Everyone knows Kit Marlowe’s plays hit the London stage like a thunderbolt. Not so many know that his poems were equally original, equally radical. Too radical for some: in 1599 the Bishop of London burned Marlowe’s translations of Ovid’s love poems in public. Even today, the explicit linkage between poetic technique and sexual performance can surprise. These were the first translations of Ovid’s erotic verse into any modern European language, and bishops burned them in vain: the rhymed heroic couplet that Marlowe pioneered for his translation became a standard form.
His translation of Lucan likewise established blank verse as a mainline medium – which of course crossed over into the theatre. This translation too was subversive, for Lucan was the anti-imperial poet of ancient Rome and Marlowe chose to translate him when European absolutism was on the rise, a republican poem in a monarchical age.
Even more influential is his free-wheeling version of the late Greek poem, Hero and Leander. Everyone knows some of this, even if unaware that he’s the author, for he’s a poet who sticks in the mind. Years after Marlowe had been murdered, Shakespeare has one of his characters quote him:
Dead shepherd, now I find thy saw of might: Who ever loved, that loved not at first sight?
Why “shepherd”? Because Marlowe wrote the most famous Elizabethan pop song of all, ‘The Passionate Shepherd to His Love’ (and there were many cover versions):
Come live with me and be my love, And we will all the pleasures prove.
This term and next we bring you some special opportunities to sample the risky pleasures of Marlowe’s verse. The Master’s of four Colleges have generously offered their Lodges as venues for staging a dialogue (or even contest) between Marlowe and their own poets.
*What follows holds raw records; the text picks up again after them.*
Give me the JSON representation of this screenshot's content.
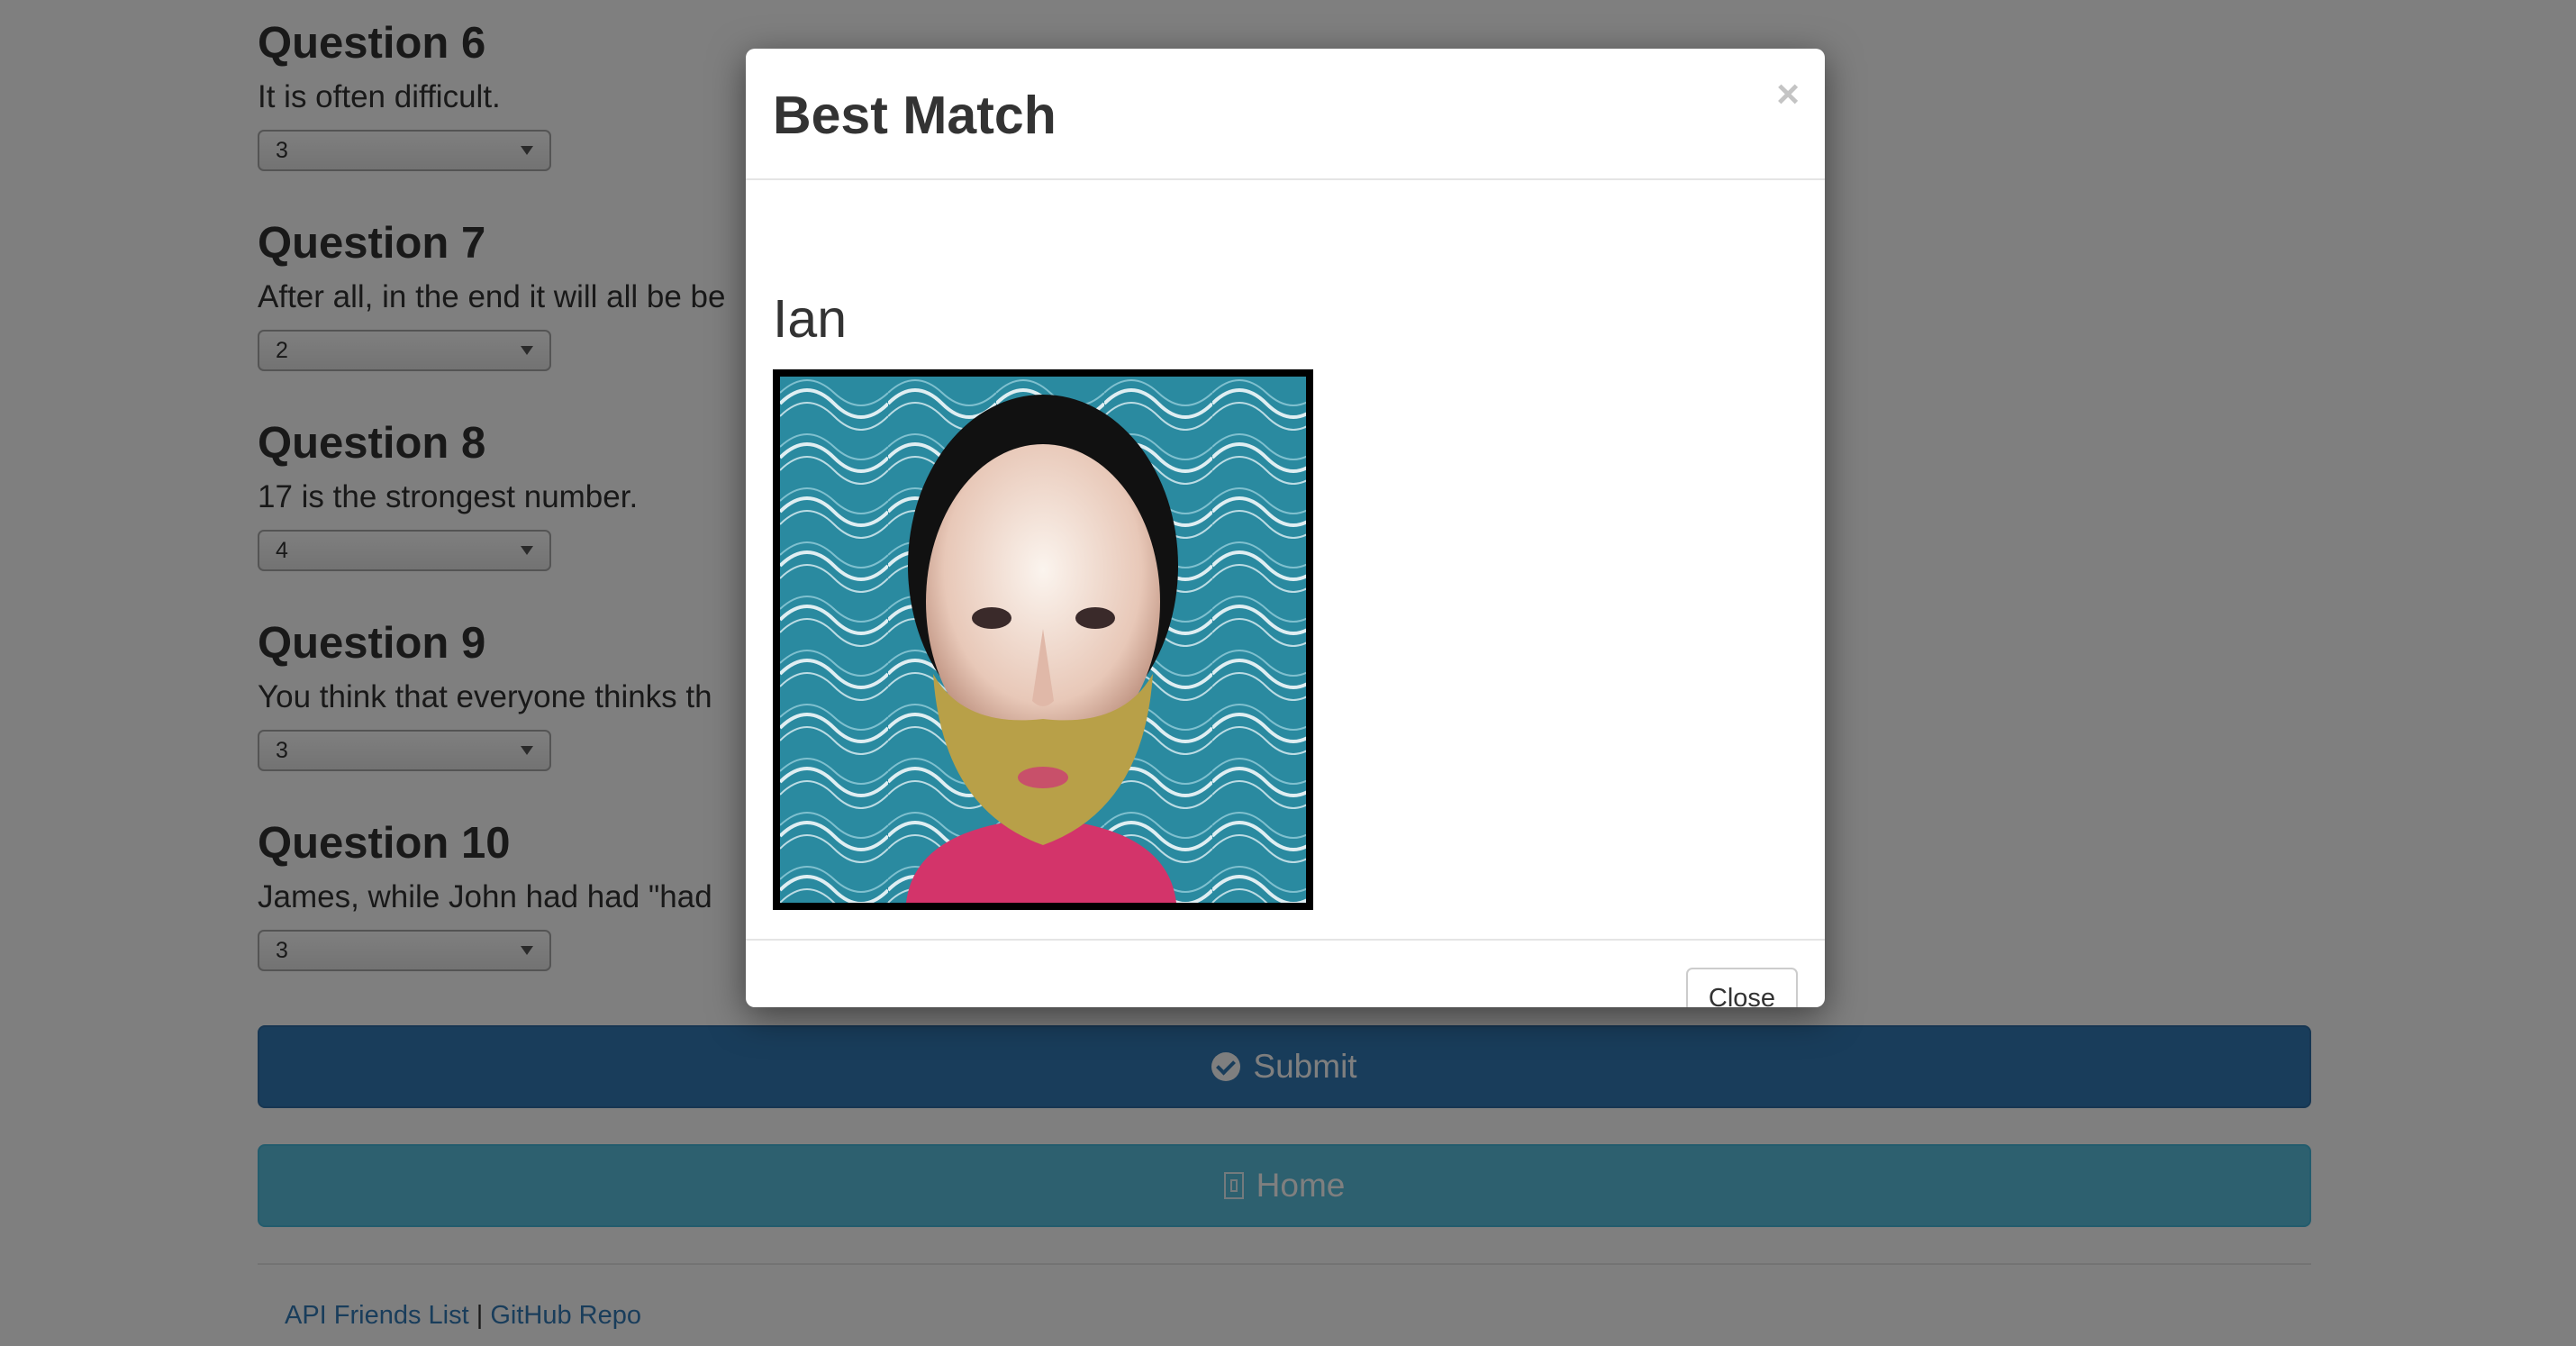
{
  "questions": [
    {
      "title": "Question 6",
      "text": "It is often difficult.",
      "selected": "3"
    },
    {
      "title": "Question 7",
      "text": "After all, in the end it will all be be",
      "selected": "2"
    },
    {
      "title": "Question 8",
      "text": "17 is the strongest number.",
      "selected": "4"
    },
    {
      "title": "Question 9",
      "text": "You think that everyone thinks th",
      "selected": "3"
    },
    {
      "title": "Question 10",
      "text": "James, while John had had \"had",
      "selected": "3"
    }
  ],
  "buttons": {
    "submit_label": "Submit",
    "home_label": "Home"
  },
  "footer": {
    "api_link": "API Friends List",
    "separator": "|",
    "github_link": "GitHub Repo"
  },
  "modal": {
    "title": "Best Match",
    "close_symbol": "×",
    "match_name": "Ian",
    "close_button": "Close"
  },
  "colors": {
    "primary": "#337ab7",
    "info": "#5bc0de",
    "backdrop": "rgba(0,0,0,0.5)"
  }
}
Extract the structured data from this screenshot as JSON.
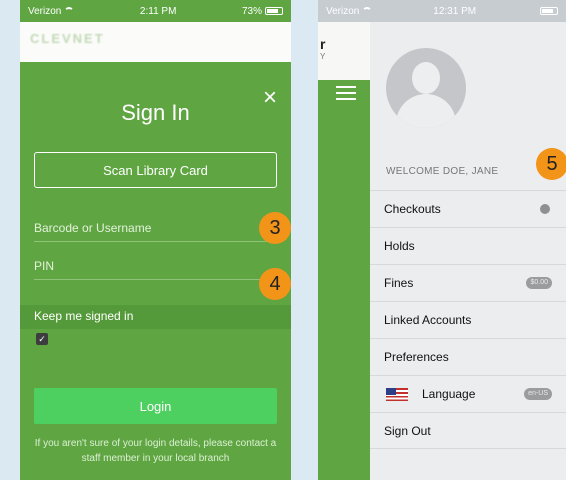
{
  "left_phone": {
    "status": {
      "carrier": "Verizon",
      "time": "2:11 PM",
      "battery": "73%"
    },
    "header_logo": "CLEVNET",
    "close_glyph": "×",
    "title": "Sign In",
    "scan_button": "Scan Library Card",
    "barcode_placeholder": "Barcode or Username",
    "pin_placeholder": "PIN",
    "keep_signed_in": "Keep me signed in",
    "keep_checked": true,
    "login_button": "Login",
    "help_text": "If you aren't sure of your login details, please contact a staff member in your local branch",
    "badge_barcode": "3",
    "badge_pin": "4",
    "accent": "#5fa643",
    "login_color": "#4ed061",
    "badge_color": "#f29418"
  },
  "right_phone": {
    "status": {
      "carrier": "Verizon",
      "time": "12:31 PM",
      "battery": ""
    },
    "logo_char": "r",
    "logo_sub": "Y",
    "welcome": "WELCOME DOE, JANE",
    "badge_menu": "5",
    "menu": [
      {
        "label": "Checkouts",
        "indicator": "dot"
      },
      {
        "label": "Holds"
      },
      {
        "label": "Fines",
        "pill": "$0.00"
      },
      {
        "label": "Linked Accounts"
      },
      {
        "label": "Preferences"
      },
      {
        "label": "Language",
        "pill": "en-US",
        "icon": "us-flag-icon"
      },
      {
        "label": "Sign Out"
      }
    ]
  }
}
They are:
Pembroke, where we pit Marlowe against Spenser Christ’s, where he does battle with Milton St John’s, where he converses with his friend and fellow student, Nashe (and also with the equally radical Donne) and of course his own College: Corpus Christi – that’s where he read Ovid and Lucan, and made them heard for the first time in English.